8. The present case is also clearly distinguishable from such cases as that of Bansi v. Girdhar Lal A.W.N. (1894) 143. it is an old and we think a reasonable practice to provide that redemption shall take place only in the Khali fasli in the month of Jeth when the crops are off the ground. The mortgagor is allowed a month in which to redeem the mortgage and if he fails to redeem within the month, he must wait till the following year. We have also seen mortgages in which it was provided that if the mortgagor did not redeem during the Khali fasli immediately following the expiry of the term fixed, he should not be entitled to redeem till after the expiry of several more years. Such provisions have often been enforced. But to give a man one day only in 80 years on which he may redeem is to make difficulties for him far greater than are to be found [in cases like Bansi v. Girdhar Lal A.W.N. (1894) 143. or the other cases to which we have referred.
9. There remains to be considered the case of Rambaran Singh v. Ramker Singh 10 Ind. Cas. 243. decided by this Court. In that case the mortgage was made on June 3rd 1895 and provided that the mortgagor might redeem on Jeth Sudi Puranmashi 1315 fasli i, e., a little over 13 years after the date of the mortgage and that if the mortgagor failed to redeem on that date, the mortgagee would be entitled to retain possession for another term of 13 years.
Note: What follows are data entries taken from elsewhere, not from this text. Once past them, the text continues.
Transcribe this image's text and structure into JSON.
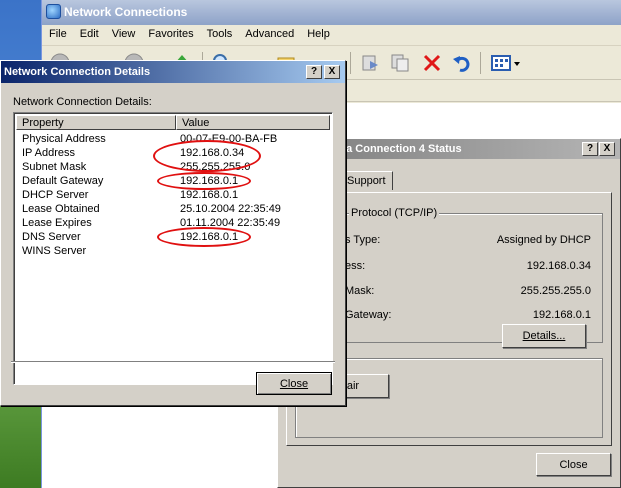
{
  "network_connections": {
    "title": "Network Connections",
    "menu": [
      "File",
      "Edit",
      "View",
      "Favorites",
      "Tools",
      "Advanced",
      "Help"
    ],
    "toolbar": {
      "back_icon": "back-arrow-icon",
      "forward_icon": "forward-arrow-icon",
      "up_icon": "up-folder-icon",
      "search_icon": "search-icon",
      "folders_icon": "folders-icon",
      "move_icon": "move-to-icon",
      "copy_icon": "copy-to-icon",
      "delete_icon": "delete-x-icon",
      "undo_icon": "undo-icon",
      "views_icon": "views-icon"
    }
  },
  "status_dialog": {
    "title": "ea Connection 4 Status",
    "help_btn": "?",
    "close_btn": "X",
    "tab_label": "Support",
    "group_title": "Protocol (TCP/IP)",
    "rows": [
      {
        "label": "s Type:",
        "value": "Assigned by DHCP"
      },
      {
        "label": "ess:",
        "value": "192.168.0.34"
      },
      {
        "label": "Mask:",
        "value": "255.255.255.0"
      },
      {
        "label": "Gateway:",
        "value": "192.168.0.1"
      }
    ],
    "details_button": "Details...",
    "repair_button": "air",
    "close_button": "Close"
  },
  "details_dialog": {
    "title": "Network Connection Details",
    "help_btn": "?",
    "close_btn": "X",
    "caption": "Network Connection Details:",
    "columns": [
      "Property",
      "Value"
    ],
    "rows": [
      {
        "property": "Physical Address",
        "value": "00-07-E9-00-BA-FB"
      },
      {
        "property": "IP Address",
        "value": "192.168.0.34"
      },
      {
        "property": "Subnet Mask",
        "value": "255.255.255.0"
      },
      {
        "property": "Default Gateway",
        "value": "192.168.0.1"
      },
      {
        "property": "DHCP Server",
        "value": "192.168.0.1"
      },
      {
        "property": "Lease Obtained",
        "value": "25.10.2004 22:35:49"
      },
      {
        "property": "Lease Expires",
        "value": "01.11.2004 22:35:49"
      },
      {
        "property": "DNS Server",
        "value": "192.168.0.1"
      },
      {
        "property": "WINS Server",
        "value": ""
      }
    ],
    "close_button": "Close",
    "highlight_color": "#e01010"
  }
}
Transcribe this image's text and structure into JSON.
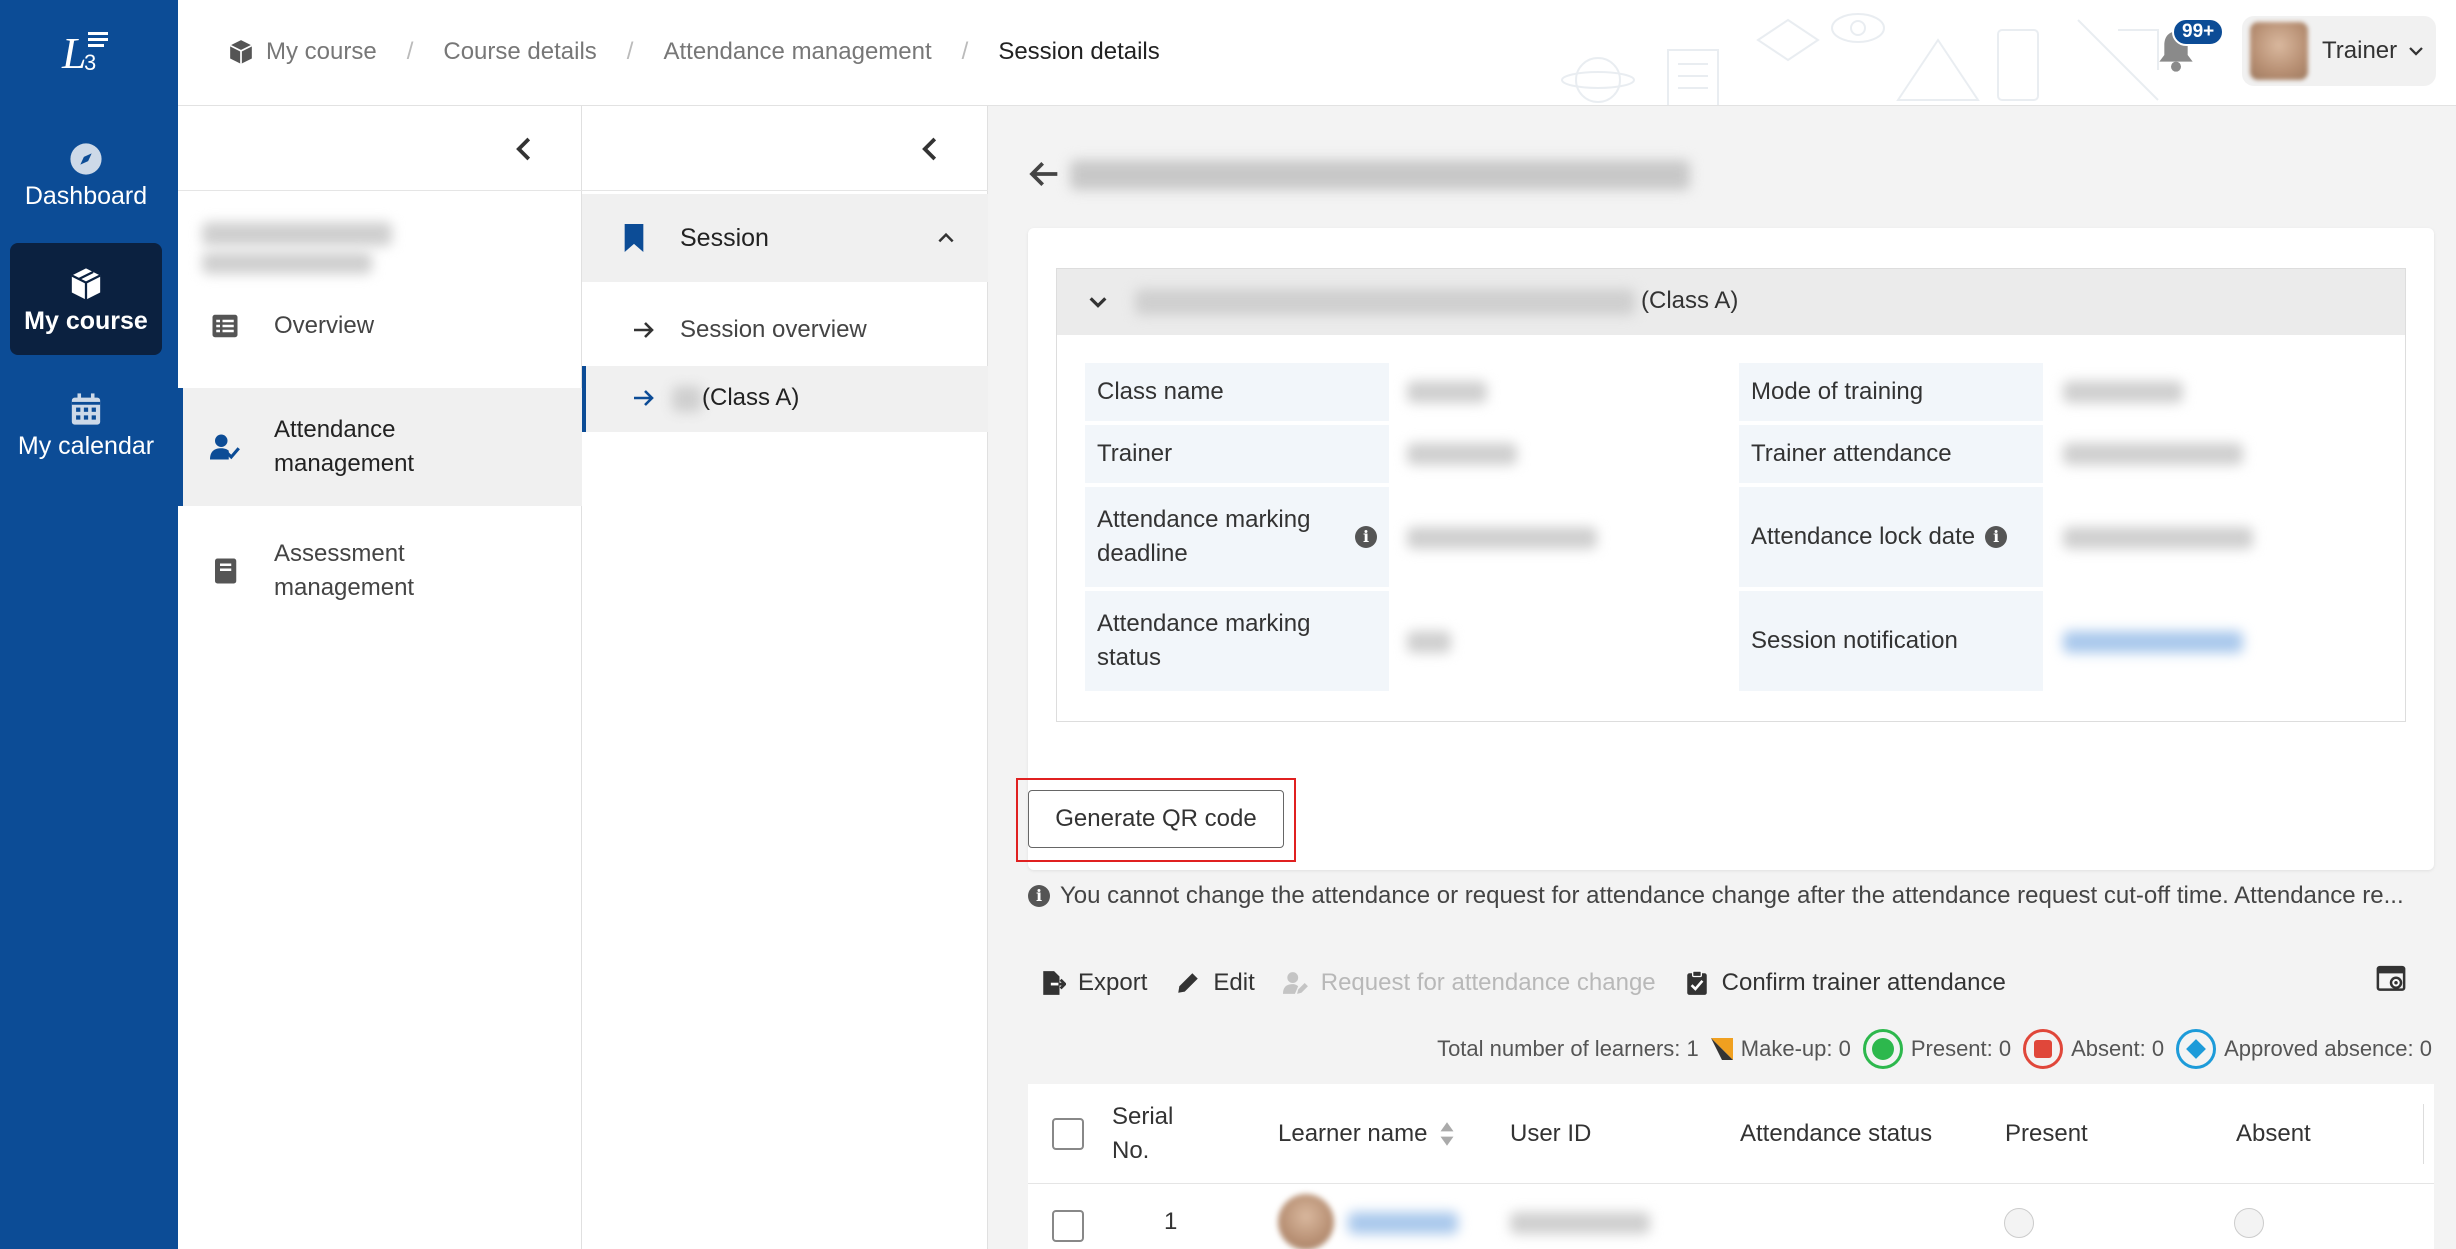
{
  "rail": {
    "items": [
      {
        "label": "Dashboard",
        "icon": "compass-icon"
      },
      {
        "label": "My course",
        "icon": "box-icon"
      },
      {
        "label": "My calendar",
        "icon": "calendar-icon"
      }
    ]
  },
  "header": {
    "breadcrumbs": [
      "My course",
      "Course details",
      "Attendance management",
      "Session details"
    ],
    "notification_count": "99+",
    "user_role": "Trainer"
  },
  "left_nav": {
    "items": [
      {
        "label": "Overview"
      },
      {
        "label_line1": "Attendance",
        "label_line2": "management"
      },
      {
        "label_line1": "Assessment",
        "label_line2": "management"
      }
    ]
  },
  "session_panel": {
    "section_label": "Session",
    "items": [
      "Session overview",
      "(Class A)"
    ]
  },
  "details": {
    "class_suffix": "(Class A)",
    "labels": {
      "class_name": "Class name",
      "mode_of_training": "Mode of training",
      "trainer": "Trainer",
      "trainer_attendance": "Trainer attendance",
      "marking_deadline_line1": "Attendance marking",
      "marking_deadline_line2": "deadline",
      "lock_date": "Attendance lock date",
      "marking_status_line1": "Attendance marking",
      "marking_status_line2": "status",
      "session_notification": "Session notification"
    }
  },
  "actions": {
    "generate_qr": "Generate QR code",
    "notice": "You cannot change the attendance or request for attendance change after the attendance request cut-off time. Attendance re..."
  },
  "toolbar": {
    "export": "Export",
    "edit": "Edit",
    "request_change": "Request for attendance change",
    "confirm_trainer": "Confirm trainer attendance"
  },
  "legend": {
    "total": "Total number of learners: 1",
    "makeup": "Make-up: 0",
    "present": "Present: 0",
    "absent": "Absent: 0",
    "approved": "Approved absence: 0"
  },
  "table": {
    "headers": {
      "serial_line1": "Serial",
      "serial_line2": "No.",
      "learner_name": "Learner name",
      "user_id": "User ID",
      "attendance_status": "Attendance status",
      "present": "Present",
      "absent": "Absent"
    },
    "rows": [
      {
        "serial": "1"
      }
    ]
  },
  "colors": {
    "brand": "#0c4c96",
    "rail_active": "#0b2140",
    "makeup": "#f0a020",
    "present": "#2db84d",
    "absent": "#e0473a",
    "approved": "#1d9bd9",
    "highlight_frame": "#e02020"
  }
}
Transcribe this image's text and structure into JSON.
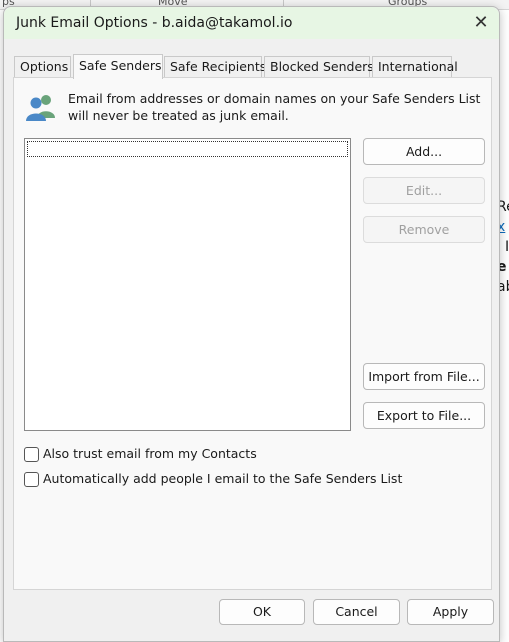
{
  "background": {
    "ribbon_items": [
      "ps",
      "Move",
      "Groups"
    ],
    "peek_lines": [
      "Re",
      "x",
      "I",
      "e",
      "ab"
    ]
  },
  "dialog": {
    "title": "Junk Email Options - b.aida@takamol.io",
    "close_glyph": "✕",
    "tabs": [
      "Options",
      "Safe Senders",
      "Safe Recipients",
      "Blocked Senders",
      "International"
    ],
    "active_tab": "Safe Senders",
    "description": "Email from addresses or domain names on your Safe Senders List will never be treated as junk email.",
    "list_items": [],
    "buttons": {
      "add": "Add...",
      "edit": "Edit...",
      "remove": "Remove",
      "import": "Import from File...",
      "export": "Export to File..."
    },
    "checkboxes": [
      {
        "label": "Also trust email from my Contacts",
        "checked": false
      },
      {
        "label": "Automatically add people I email to the Safe Senders List",
        "checked": false
      }
    ],
    "footer": {
      "ok": "OK",
      "cancel": "Cancel",
      "apply": "Apply"
    }
  },
  "colors": {
    "titlebar_bg": "#e7f6e4",
    "link_blue": "#0f6cbd",
    "icon_blue": "#4a88c7",
    "icon_green": "#69a37a"
  },
  "icons": {
    "close": "close-icon",
    "safe_senders": "people-icon"
  }
}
This Court held that the provision should be enforced. Section 83 of the Transfer of Property Act had been passed before that mortgage was made, a provision which has made the redemption of mortgages much easier than before, but there was no such provision in force when the mortgage now in suit was made. The consequences of failure to redeem that mortgage on the day fixed were much less serious than in the case before us and in that case the mortgagor was to have an unfettered right to redeem at the end of 26 years, a period much shorter than the first term fixed by the mortgage now in suit. On these grounds that case may if necessary be distinguished from the present one.
10. But it is impossible to lay down a hard and fast rule as to what should and what should not be regarded as an improper restraint or fetter on the right of redemption. The decision in each case must depend upon its own circumstances. We are satisfied that the provision for redemption in the present instance was designed to make redemption very difficult if not impossible. The stipulation that the mortgage should not be redeemed with borrowed money, which is admittedly invalid, shows that the mortgagee intended to place every obstacle in the way of redemption.
11. The provision that redemption may take place on one day only in the course of 80 years is most oppressive. Many circum-stances might easily prevent redemption on that day, for example the illness of the mortgagor, the absence of the mortgagee, or the impossibility of discovering on account of. the recent death of either mortgagor or mortgagee what persons were entitled to redeem or to receive the mortgage money. The shorter the time during which the money is to be paid the more difficult does redemption become. It was conceded in argument that a provision making redemption possible only during two or three hours on a particular day during a long term of years should not be enforced. In our opinion the lower Appellate Court was right in refusing to enforce the provision for redemption in this case. We dismiss the appeal with costs.